Filipinos love to give presents and more so love shopping for such. With the inflation situation making our purchasing power weaker, there has been a move to support local and help each other out. Various micro, small and medium enterprises (MSMEs) have established presences online in order to sell their goods and capture a market and we continue to shop online as well as we tick off our Christmas list.
However, shopping online in terms of supporting local requires the tedious task of searching and going through crowd-sourced favorites to find the desired product. Sometimes we may not have much time in our hands. While there are personal shoppers for known retail establishments who are available at our beck and call on Viber or other messaging platforms, it does not necessarily mean they are promoting local.
The recently-concluded Trade department-sponsored IMPAKABSAT 2022, where the department’s Cordillera office brought almost 75 MSMEs to Manila for a 9-day trade fair, was an example of promoting local — Cordilleran products in this case. The trade fair was able to generate revenues for the MSMEs but other hurdles lie after that. We soon realize that two things remain challenging for MSMEs in terms of us supporting local: marketing and logistics.
Marketing is a challenge for MSMEs as not all of them are necessarily technology-savvy and therefore cannot easily navigate digital platforms. In our experience as the social media partner of some agencies, we found that many MSMEs still did not have established online presences to enable faster transactions. At best, Viber or online messaging were the default route in entertaining customers outside their territory. We thus advocate that MSMEs establish an online presence and to ensure that relevant content is consistently shared to their target audience. Ideally, this digital presence could also allow for electronic payments to complete the buying experience.
Another challenge is in the logistics space. Given the geographic distribution of MSMEs, it could take some time for products to reach customers. Our infrastructure itself is not robust and logistics may not be as real-time as we want it to be. To address this, it is encouraged that customers shop as early as possible so the products can arrive in time.
However, this may not always be possible for many of us. For example, coffee is a big industry in the Caraga Region but how many of us are aware of this? This product would make for an excellent gift for our coffee connoisseur friends but since it is not as known as others (a marketing challenge) and is hard to get, (a logistical challenge), MSMEs in that region are missing a golden opportunity to have their products introduced to a bigger market and be supported by a wider audience.
Marketing and logistics are two key challenges that can be addressed in our efforts to support, grow and sustain local industries. These are two areas that companies and organizations can look into in helping MSMEs as they explore digital to reach a wider market. More importantly as customers, let us continue to support local even if it means spending a greater amount of time online scouring for the best buys that our country produces as we shop for presents.
Happy holidays to one and all! May your days be merry and bright.

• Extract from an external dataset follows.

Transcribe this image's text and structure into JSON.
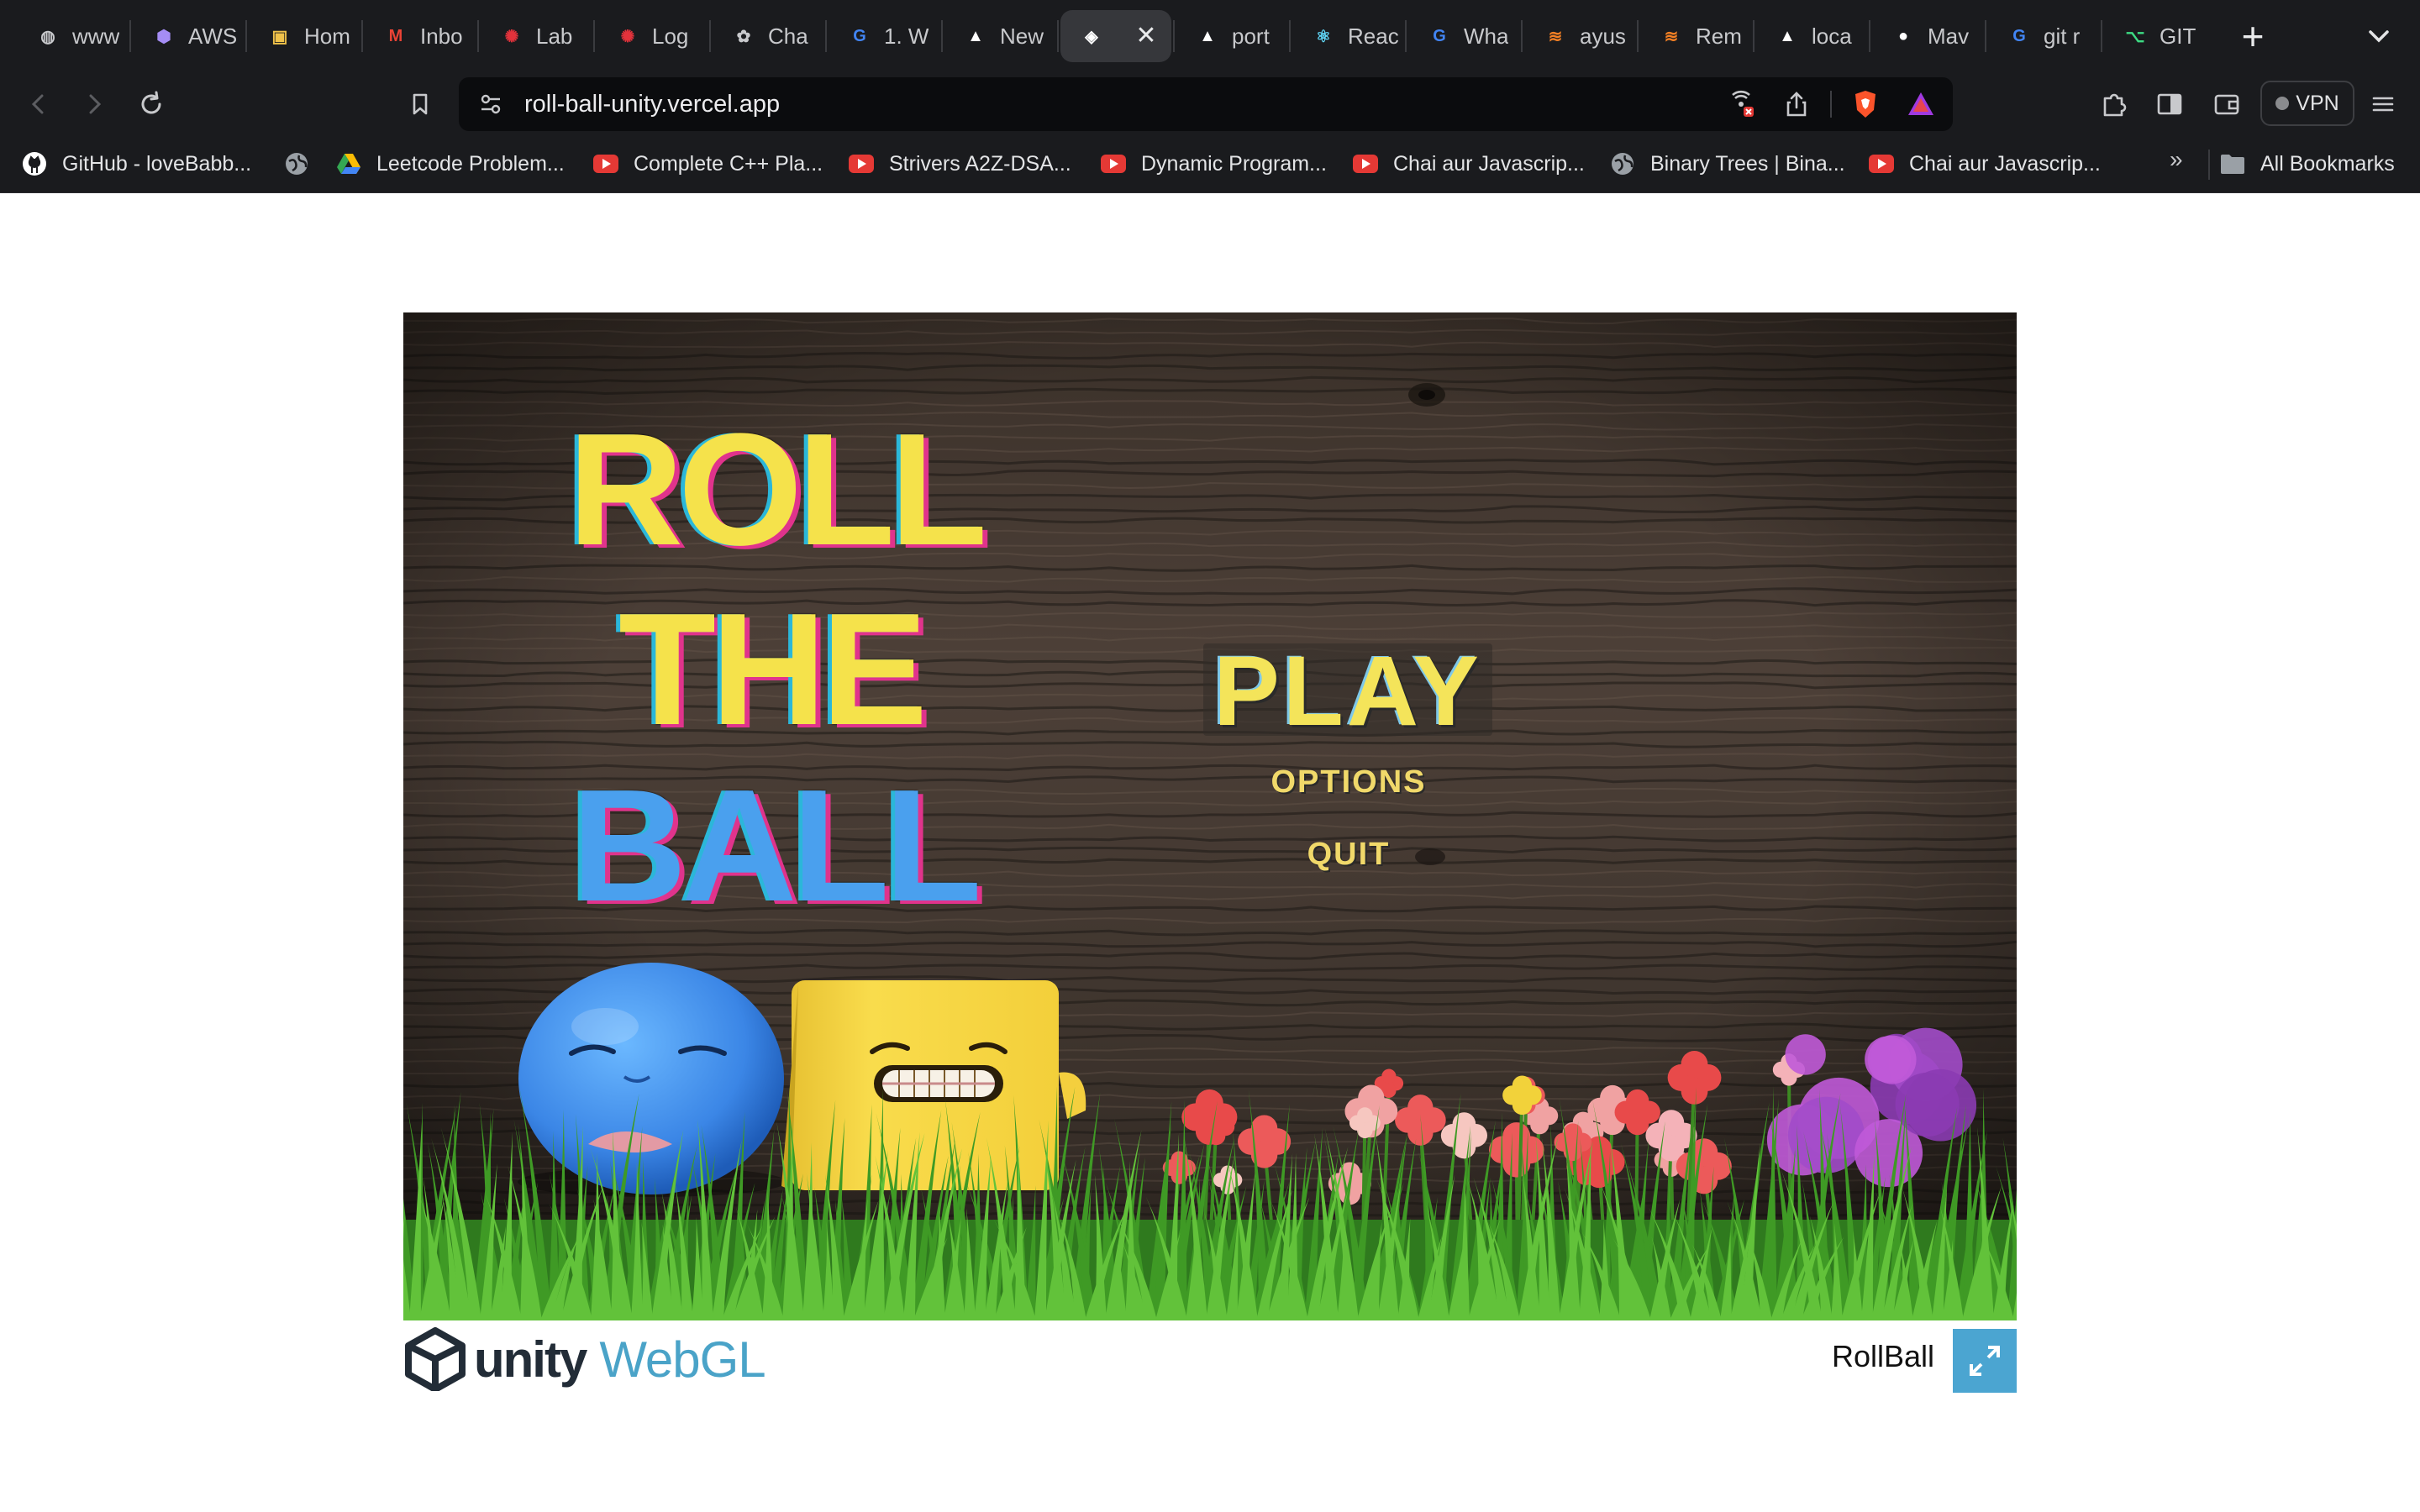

Kay Calpo Lugtu is the chief operating officer of Hungry Workhorse, a digital and culture transformation firm. Her advocacies include food innovation, nation-building and sustainability. The author may be reached at firstname.lastname@example.org.